Frequently Asked Questions


The church of Christ at Penngrove


Why do you teach that a person has to be baptized to be saved?

Because that’s what Jesus Himself said: “He who believes and is baptized will be saved; but he who does not believe will be condemned” (Mark 16:16). It’s also what His apostles taught through the rest of the New Testament, beginning with Peter at Pentecost.
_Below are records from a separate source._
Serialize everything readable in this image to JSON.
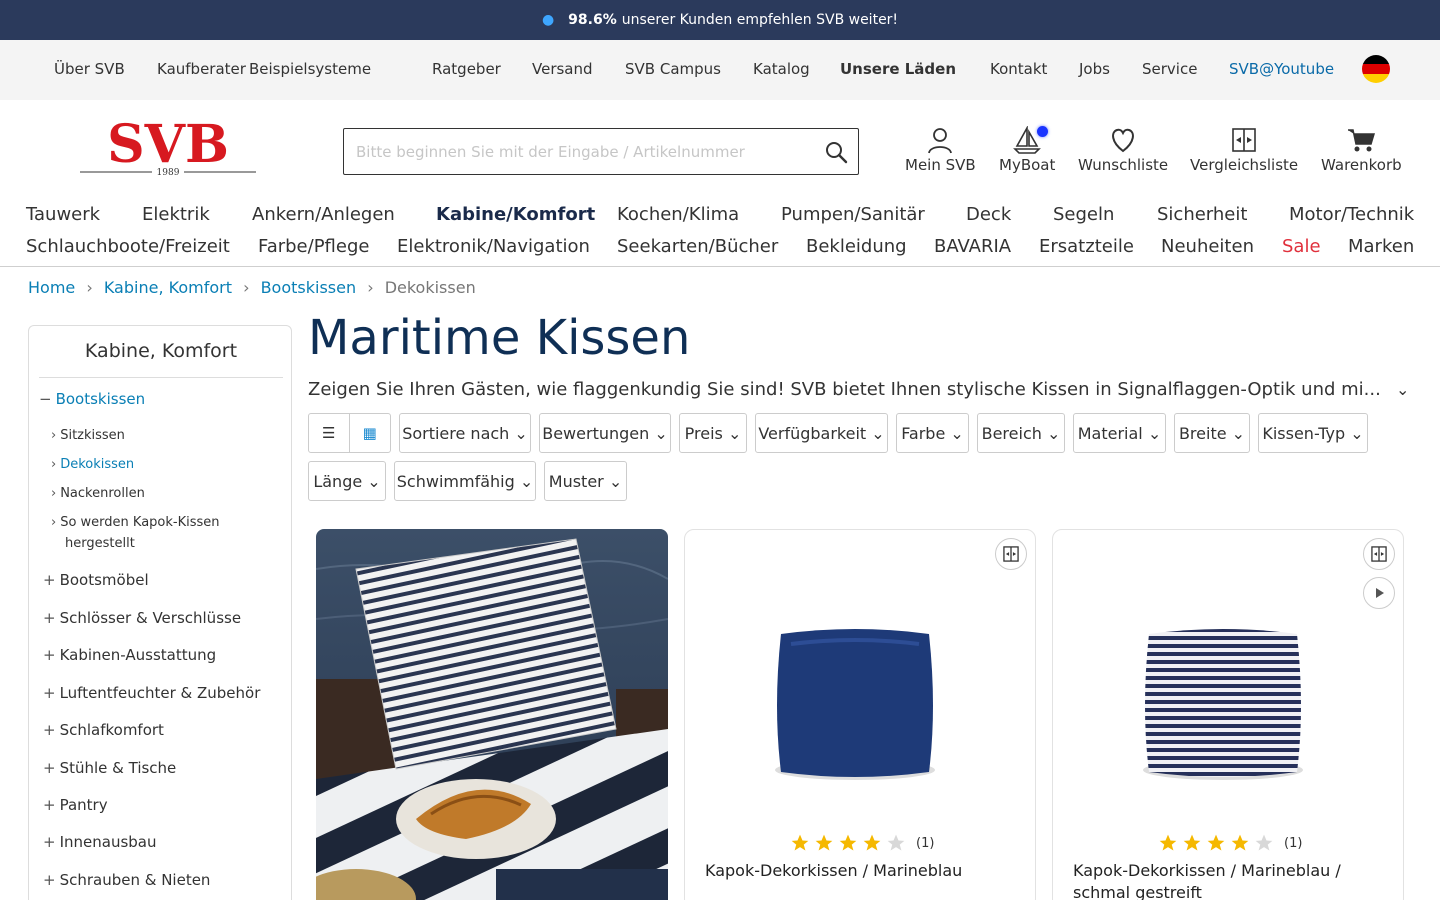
{
  "announcement": {
    "highlight": "98.6%",
    "text": "unserer Kunden empfehlen SVB weiter!",
    "icon": "info-icon"
  },
  "service_nav": [
    "Über SVB",
    "Kaufberater",
    "Beispielsysteme",
    "Ratgeber",
    "Versand",
    "SVB Campus",
    "Katalog",
    "Unsere Läden",
    "Kontakt",
    "Jobs",
    "Service",
    "SVB@Youtube"
  ],
  "logo": {
    "text": "SVB",
    "year": "1989"
  },
  "search": {
    "placeholder": "Bitte beginnen Sie mit der Eingabe / Artikelnummer"
  },
  "header_actions": {
    "account": "Mein SVB",
    "myboat": "MyBoat",
    "wishlist": "Wunschliste",
    "compare": "Vergleichsliste",
    "cart": "Warenkorb"
  },
  "category_nav": {
    "row1": [
      "Tauwerk",
      "Elektrik",
      "Ankern/Anlegen",
      "Kabine/Komfort",
      "Kochen/Klima",
      "Pumpen/Sanitär",
      "Deck",
      "Segeln",
      "Sicherheit",
      "Motor/Technik"
    ],
    "row2": [
      "Schlauchboote/Freizeit",
      "Farbe/Pflege",
      "Elektronik/Navigation",
      "Seekarten/Bücher",
      "Bekleidung",
      "BAVARIA",
      "Ersatzteile",
      "Neuheiten",
      "Sale",
      "Marken"
    ]
  },
  "breadcrumb": [
    "Home",
    "Kabine, Komfort",
    "Bootskissen",
    "Dekokissen"
  ],
  "sidebar": {
    "title": "Kabine, Komfort",
    "current": "Bootskissen",
    "sub": [
      "Sitzkissen",
      "Dekokissen",
      "Nackenrollen",
      "So werden Kapok-Kissen",
      "hergestellt"
    ],
    "items": [
      "Bootsmöbel",
      "Schlösser & Verschlüsse",
      "Kabinen-Ausstattung",
      "Luftentfeuchter & Zubehör",
      "Schlafkomfort",
      "Stühle & Tische",
      "Pantry",
      "Innenausbau",
      "Schrauben & Nieten"
    ]
  },
  "main": {
    "title": "Maritime Kissen",
    "intro": "Zeigen Sie Ihren Gästen, wie flaggenkundig Sie sind! SVB bietet Ihnen stylische Kissen in Signalflaggen-Optik und mi..."
  },
  "filters": [
    "Sortiere nach",
    "Bewertungen",
    "Preis",
    "Verfügbarkeit",
    "Farbe",
    "Bereich",
    "Material",
    "Breite",
    "Kissen-Typ",
    "Länge",
    "Schwimmfähig",
    "Muster"
  ],
  "products": [
    {
      "name": "Kapok-Dekorkissen / Marineblau",
      "rating": 4,
      "reviews": "(1)"
    },
    {
      "name": "Kapok-Dekorkissen / Marineblau / schmal gestreift",
      "rating": 4,
      "reviews": "(1)"
    }
  ],
  "colors": {
    "topbar": "#2b3a5c",
    "link": "#0a7fb5",
    "title": "#0f2f55",
    "sale": "#e0303c",
    "star": "#f5b800"
  }
}
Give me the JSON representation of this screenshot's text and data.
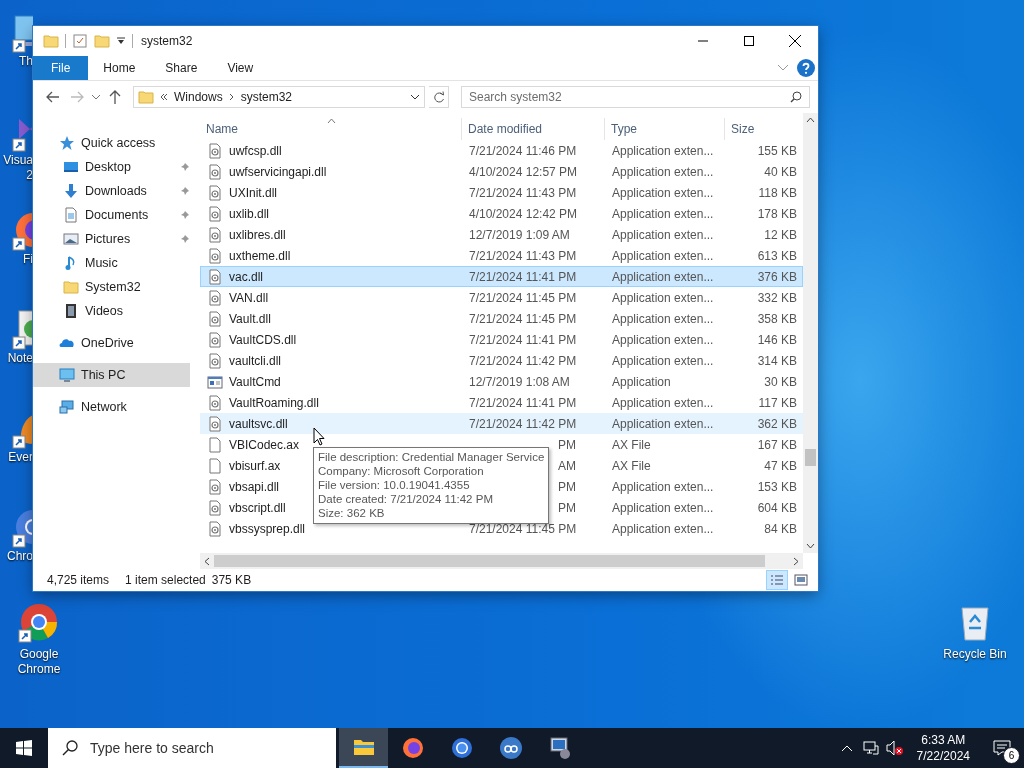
{
  "desktop": {
    "icons_behind_window": [
      {
        "kind": "pc",
        "lines": [
          "Th"
        ]
      },
      {
        "kind": "visual-studio",
        "lines": [
          "Visua",
          "2"
        ]
      },
      {
        "kind": "firefox",
        "lines": [
          "Fi"
        ]
      },
      {
        "kind": "notepad",
        "lines": [
          "Note"
        ]
      },
      {
        "kind": "evernote",
        "lines": [
          "Ever"
        ]
      },
      {
        "kind": "chromium",
        "lines": [
          "Chro"
        ]
      }
    ],
    "left_icons": [
      {
        "kind": "chrome",
        "lines": [
          "Google",
          "Chrome"
        ]
      }
    ],
    "right_icons": [
      {
        "kind": "recycle-bin",
        "lines": [
          "Recycle Bin"
        ]
      }
    ]
  },
  "window": {
    "title": "system32",
    "ribbon_tabs": [
      {
        "label": "File",
        "kind": "file"
      },
      {
        "label": "Home",
        "kind": "tab"
      },
      {
        "label": "Share",
        "kind": "tab"
      },
      {
        "label": "View",
        "kind": "tab"
      }
    ],
    "address": {
      "path": [
        "Windows",
        "system32"
      ],
      "search_placeholder": "Search system32"
    },
    "sidebar": {
      "items": [
        {
          "label": "Quick access",
          "kind": "star",
          "selected": false,
          "children": [
            {
              "label": "Desktop",
              "kind": "desktop",
              "pinned": true,
              "selected": false
            },
            {
              "label": "Downloads",
              "kind": "downloads",
              "pinned": true,
              "selected": false
            },
            {
              "label": "Documents",
              "kind": "documents",
              "pinned": true,
              "selected": false
            },
            {
              "label": "Pictures",
              "kind": "pictures",
              "pinned": true,
              "selected": false
            },
            {
              "label": "Music",
              "kind": "music",
              "pinned": false,
              "selected": false
            },
            {
              "label": "System32",
              "kind": "folder",
              "pinned": false,
              "selected": false
            },
            {
              "label": "Videos",
              "kind": "videos",
              "pinned": false,
              "selected": false
            }
          ]
        },
        {
          "label": "OneDrive",
          "kind": "onedrive",
          "selected": false
        },
        {
          "label": "This PC",
          "kind": "pc",
          "selected": true
        },
        {
          "label": "Network",
          "kind": "network",
          "selected": false
        }
      ]
    },
    "columns": [
      {
        "label": "Name",
        "sorted": true
      },
      {
        "label": "Date modified",
        "sorted": false
      },
      {
        "label": "Type",
        "sorted": false
      },
      {
        "label": "Size",
        "sorted": false
      }
    ],
    "rows": [
      {
        "kind": "dll",
        "name": "uwfcsp.dll",
        "date": "7/21/2024 11:46 PM",
        "type": "Application exten...",
        "size": "155 KB",
        "selected": false,
        "hovered": false
      },
      {
        "kind": "dll",
        "name": "uwfservicingapi.dll",
        "date": "4/10/2024 12:57 PM",
        "type": "Application exten...",
        "size": "40 KB",
        "selected": false,
        "hovered": false
      },
      {
        "kind": "dll",
        "name": "UXInit.dll",
        "date": "7/21/2024 11:43 PM",
        "type": "Application exten...",
        "size": "118 KB",
        "selected": false,
        "hovered": false
      },
      {
        "kind": "dll",
        "name": "uxlib.dll",
        "date": "4/10/2024 12:42 PM",
        "type": "Application exten...",
        "size": "178 KB",
        "selected": false,
        "hovered": false
      },
      {
        "kind": "dll",
        "name": "uxlibres.dll",
        "date": "12/7/2019 1:09 AM",
        "type": "Application exten...",
        "size": "12 KB",
        "selected": false,
        "hovered": false
      },
      {
        "kind": "dll",
        "name": "uxtheme.dll",
        "date": "7/21/2024 11:43 PM",
        "type": "Application exten...",
        "size": "613 KB",
        "selected": false,
        "hovered": false
      },
      {
        "kind": "dll",
        "name": "vac.dll",
        "date": "7/21/2024 11:41 PM",
        "type": "Application exten...",
        "size": "376 KB",
        "selected": true,
        "hovered": false
      },
      {
        "kind": "dll",
        "name": "VAN.dll",
        "date": "7/21/2024 11:45 PM",
        "type": "Application exten...",
        "size": "332 KB",
        "selected": false,
        "hovered": false
      },
      {
        "kind": "dll",
        "name": "Vault.dll",
        "date": "7/21/2024 11:45 PM",
        "type": "Application exten...",
        "size": "358 KB",
        "selected": false,
        "hovered": false
      },
      {
        "kind": "dll",
        "name": "VaultCDS.dll",
        "date": "7/21/2024 11:41 PM",
        "type": "Application exten...",
        "size": "146 KB",
        "selected": false,
        "hovered": false
      },
      {
        "kind": "dll",
        "name": "vaultcli.dll",
        "date": "7/21/2024 11:42 PM",
        "type": "Application exten...",
        "size": "314 KB",
        "selected": false,
        "hovered": false
      },
      {
        "kind": "app",
        "name": "VaultCmd",
        "date": "12/7/2019 1:08 AM",
        "type": "Application",
        "size": "30 KB",
        "selected": false,
        "hovered": false
      },
      {
        "kind": "dll",
        "name": "VaultRoaming.dll",
        "date": "7/21/2024 11:41 PM",
        "type": "Application exten...",
        "size": "117 KB",
        "selected": false,
        "hovered": false
      },
      {
        "kind": "dll",
        "name": "vaultsvc.dll",
        "date": "7/21/2024 11:42 PM",
        "type": "Application exten...",
        "size": "362 KB",
        "selected": false,
        "hovered": true
      },
      {
        "kind": "ax",
        "name": "VBICodec.ax",
        "date_end": "PM",
        "type": "AX File",
        "size": "167 KB",
        "selected": false,
        "hovered": false
      },
      {
        "kind": "ax",
        "name": "vbisurf.ax",
        "date_end": "AM",
        "type": "AX File",
        "size": "47 KB",
        "selected": false,
        "hovered": false
      },
      {
        "kind": "dll",
        "name": "vbsapi.dll",
        "date_end": "PM",
        "type": "Application exten...",
        "size": "153 KB",
        "selected": false,
        "hovered": false
      },
      {
        "kind": "dll",
        "name": "vbscript.dll",
        "date_end": "PM",
        "type": "Application exten...",
        "size": "604 KB",
        "selected": false,
        "hovered": false
      },
      {
        "kind": "dll",
        "name": "vbssysprep.dll",
        "date": "7/21/2024 11:45 PM",
        "type": "Application exten...",
        "size": "84 KB",
        "selected": false,
        "hovered": false
      }
    ],
    "tooltip": {
      "lines": [
        "File description: Credential Manager Service",
        "Company: Microsoft Corporation",
        "File version: 10.0.19041.4355",
        "Date created: 7/21/2024 11:42 PM",
        "Size: 362 KB"
      ]
    },
    "status_bar": {
      "item_count": "4,725 items",
      "selection": "1 item selected",
      "selection_size": "375 KB",
      "views": [
        {
          "kind": "details",
          "selected": true
        },
        {
          "kind": "large-icons",
          "selected": false
        }
      ]
    }
  },
  "taskbar": {
    "search_placeholder": "Type here to search",
    "apps": [
      {
        "kind": "file-explorer",
        "active": true
      },
      {
        "kind": "firefox",
        "active": false
      },
      {
        "kind": "chromium",
        "active": false
      },
      {
        "kind": "qbittorrent",
        "active": false
      },
      {
        "kind": "network-computer",
        "active": false
      }
    ],
    "clock": {
      "time": "6:33 AM",
      "date": "7/22/2024"
    },
    "notifications": "6"
  }
}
In response to the question the multitude asked at the end of Peter’s sermon (“What must we do?”), the apostle responded, “Repent, and let every one of you be baptized in the name of Jesus Christ for the remission of sins, and you will receive the gift of the Holy Spirit” (Acts 2:37-38). Peter would later state plainly that baptism saves (1 Peter 3:21).

Doesn’t the Bible say we are saved by faith only?
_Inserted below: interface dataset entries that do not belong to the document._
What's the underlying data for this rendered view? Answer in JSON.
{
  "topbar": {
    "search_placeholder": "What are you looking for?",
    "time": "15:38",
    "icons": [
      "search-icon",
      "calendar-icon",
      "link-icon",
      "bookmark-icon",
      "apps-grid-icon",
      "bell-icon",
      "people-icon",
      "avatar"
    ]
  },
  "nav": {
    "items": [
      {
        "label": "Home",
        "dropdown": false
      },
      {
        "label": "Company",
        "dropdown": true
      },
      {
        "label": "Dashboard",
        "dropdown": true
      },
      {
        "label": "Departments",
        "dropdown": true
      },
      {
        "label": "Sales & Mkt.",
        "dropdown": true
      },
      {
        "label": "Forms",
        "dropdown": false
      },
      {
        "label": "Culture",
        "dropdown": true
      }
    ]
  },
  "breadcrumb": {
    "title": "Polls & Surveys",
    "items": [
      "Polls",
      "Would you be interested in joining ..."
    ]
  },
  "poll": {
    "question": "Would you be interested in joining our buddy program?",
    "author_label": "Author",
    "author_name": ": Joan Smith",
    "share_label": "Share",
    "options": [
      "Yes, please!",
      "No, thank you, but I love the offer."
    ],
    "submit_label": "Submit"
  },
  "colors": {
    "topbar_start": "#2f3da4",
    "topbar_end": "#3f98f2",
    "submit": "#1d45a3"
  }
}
Many religious teachers say this, but the Bible does not. In fact, the one place in the New Testament where the words “faith” and “only” (“alone” in some translations) appear together is in James 2:24, which reads, “You see that a man is justified by works and not by faith only.”
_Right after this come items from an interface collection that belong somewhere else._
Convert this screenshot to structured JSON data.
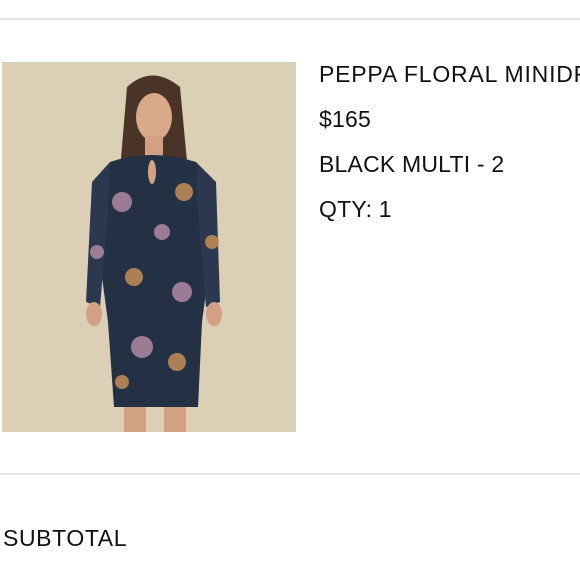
{
  "cart_item": {
    "name": "PEPPA FLORAL MINIDRESS",
    "price": "$165",
    "variant": "BLACK MULTI - 2",
    "quantity": "QTY: 1",
    "image_alt": "Model wearing a long-sleeve navy floral print minidress"
  },
  "summary": {
    "subtotal_label": "SUBTOTAL"
  },
  "colors": {
    "divider": "#e4e4e4",
    "image_background": "#dcd0b8",
    "dress": "#243044"
  }
}
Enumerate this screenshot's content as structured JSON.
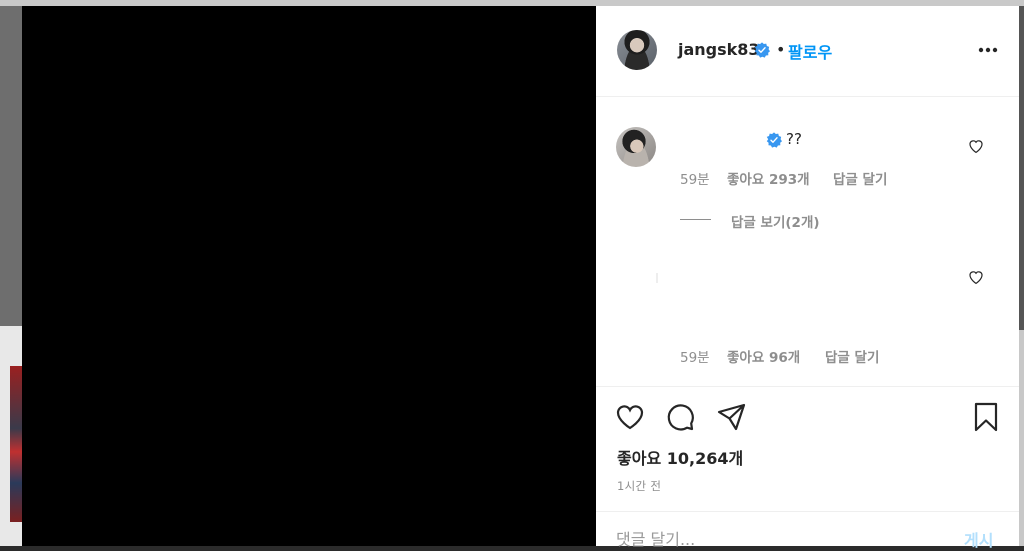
{
  "header": {
    "username": "jangsk83",
    "separator": "•",
    "follow_label": "팔로우",
    "avatar_icon": "profile-avatar",
    "more_icon": "more-horizontal-icon",
    "verified_icon": "verified-badge-icon"
  },
  "comments": [
    {
      "text": "??",
      "time": "59분",
      "likes": "좋아요 293개",
      "reply": "답글 달기",
      "view_replies": "답글 보기(2개)"
    },
    {
      "time": "59분",
      "likes": "좋아요 96개",
      "reply": "답글 달기"
    }
  ],
  "post": {
    "like_count": "좋아요 10,264개",
    "time_ago": "1시간 전"
  },
  "composer": {
    "placeholder": "댓글 달기...",
    "post_label": "게시"
  },
  "colors": {
    "accent": "#0095f6",
    "text": "#262626",
    "muted": "#8e8e8e",
    "post_disabled": "#b2dffc"
  }
}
The Bible teaches that many factors contribute to our salvation: God’s grace (Ephesians 2:5,8); the gospel(Romans 1:16; 1 Corinthians 1:18; 1 Corinthians 15:1-2); love and knowledge of the truth (2 Thessalonians 2:10; 1 Timothy 2:4); the blood of Jesus (Romans 5:9); the life of Christ (Romans 5:10); repentance(Acts 2:38; Acts 11:18); hope (Romans 8:24); the name of Jesus (Acts 4:12); calling on the name of the Lord (Acts 2:21; Romans 10:13); confession (Romans 10:9); faith (Acts 16:31) and baptism (1 Peter 3:21; Titus 3:5). None of these can be emphasized to the exclusion of the others. Nor can any one be dispensed with. All are necessary.

Can’t I just accept Jesus into my heart, or pray a “sinner’s prayer,” to become a Christian?

Although both of these teachings are quite common today, you won’t find either in the Bible.

The New Testament book of Acts, a history of the early church, records several specific instances of conversion to Christ: three thousand people on the first Pentecost after Jesus’ resurrection (Acts 2:37-42); a large number of men and women in Samaria, including a former magician named Simon (Acts 8:12-13); the royal treasurer from Ethiopia (Acts 8:26-40); Saul of Tarsus, who became the apostle Paul (Acts 9:1-19); a Roman centurion named Cornelius (Acts 10); a wealthy woman named Lydia and her household (Acts 16:13-15); a jailer in Philippi of Macedonia (Acts 16:25-34); Crispus, the leader of the synagogue at Corinth (Acts 18:8); twelve men who had been disciples of John the baptist (Acts 19:1-7). In each of these cases, without exception, people heard and believed the gospel and were baptized.

Search though you may, you won’t find a single recorded incident where a person “accepted Jesus into his or her heart” or prayed a “sinner’s prayer,” (or any other kind of prayer) in order to be saved, or where anyone was commanded by the apostles to do any of these things.

Why do you not have music in your worship services?

As a point of fact, we do have music: vocal music, congregational singing in which every worshiper participates. What we don’t have is music made using mechanical instruments.

The reason is simple — the Bible only authorizes Christians to sing praises to God. We are told to “speak to one another in psalms and hymns and spiritual songs,” to “sing and make melody in our hearts to the Lord” (Ephesians 5:19; Colossians 3:16). Our sacrifice of praise is to be “the fruit of our lips” (Hebrews 13:15).

Although we are told to “sing psalms,” we are never told to “play psalms” in the New Testament. Nor do we have any example in Scripture of the early Christians, as led by the apostles of Jesus, using instrumental music. For us to add this practice to our worship when God has not authorized it would be to “think beyond what is written” (1 Corinthians 4:6) and to fail to abide in the doctrine of Christ (2 John 9). We don’t employ musical entertainers, such as choirs or soloists, for the same reason — God’s Word does not instruct us to have these.

“Go into all the world and preach the gospel to every creature.
He who believes and is baptized will be saved; but he who does not believe will be condemned.”
— Jesus Christ (Mark 16:15-16)